Tuesday, June 30, 2009

Poem of the Day: Tuesday, June 30, 2009

The Lonely House, Emily Dickinson


I know some lonely houses off the road
A robber 'd like the look of, --
Wooden barred,
And windows hanging low,
Inviting to
A portico,
Where two could creep:
One hand the tools,
The other peep
To make sure all's asleep.
Old-fashioned eyes,
Not easy to surprise!

How orderly the kitchen 'd look by night,
With just a clock, --
But they could gag the tick,
And mice won't bark;
And so the walls don't tell,
None will.

A pair of spectacles ajar just stir --
An almanac's aware.
Was it the mat winked,
Or a nervous star?
The moon slides down the stair
To see who's there.

There's plunder, -- where?
Tankard, or spoon,
Earring, or stone,
A watch, some ancient brooch
To match the grandmamma,
Staid sleeping there.

Day rattles, too,
Stealth's slow;
The sun has got as far
As the third sycamore.
Screams chanticleer,
"Who's there?"
And echoes, trains away,
Sneer -- "Where?"
While the old couple, just astir,
Fancy the sunrise left the door ajar!

1 comment:

harrogate said...

That's crazy that you posted a Dickinson. Harrogate's been rediscovering his love for her, and will be teaching her later this summer.
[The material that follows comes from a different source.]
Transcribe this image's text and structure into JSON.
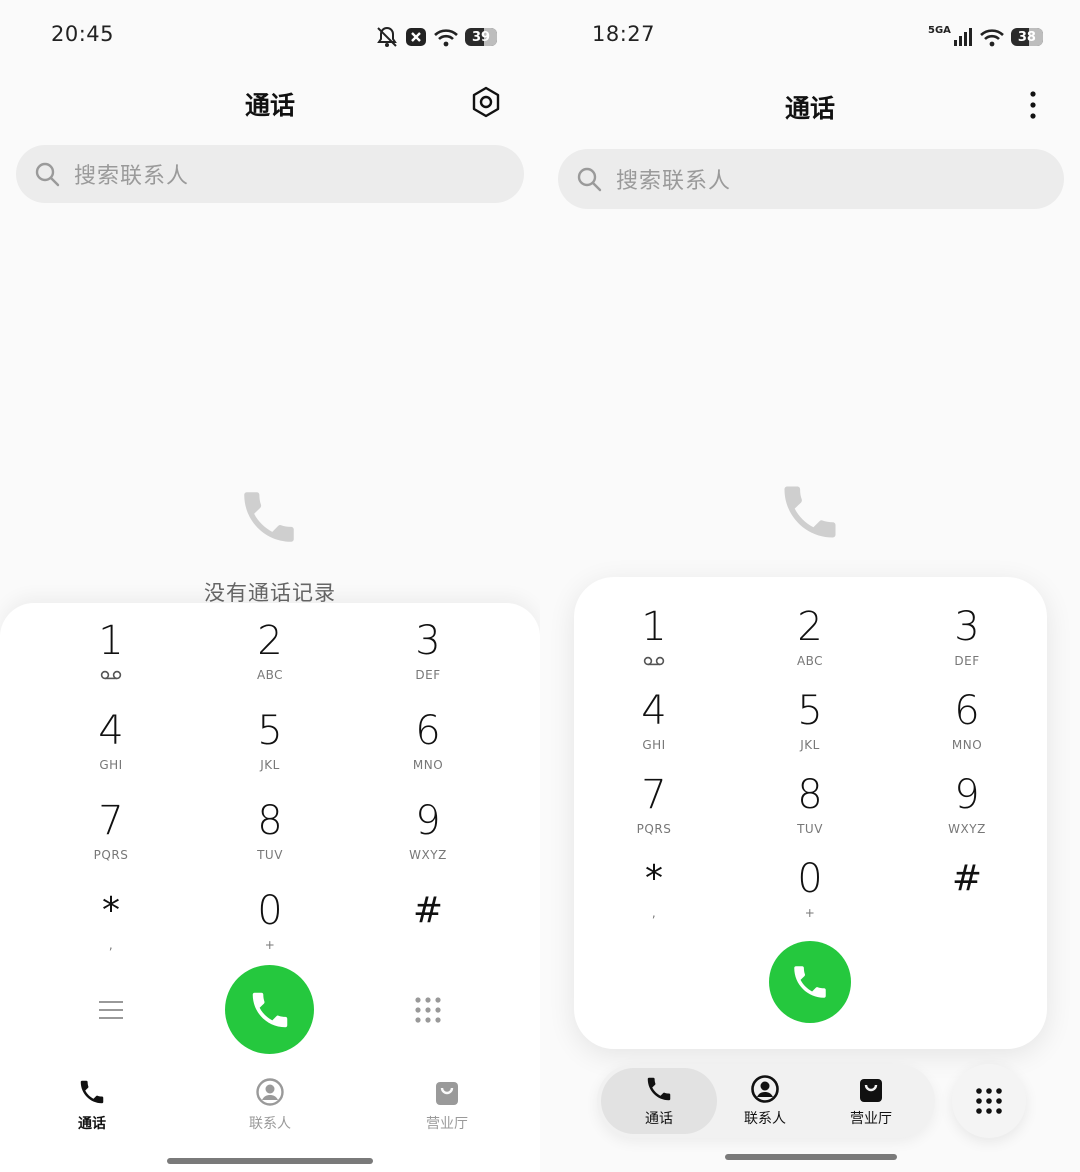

Harrogate was not familiar with this particular poem, but it does capture what it is that he has been liking about her lately, this mix of melancholy with a delight in subversive behavior. Thievery is right up her alley.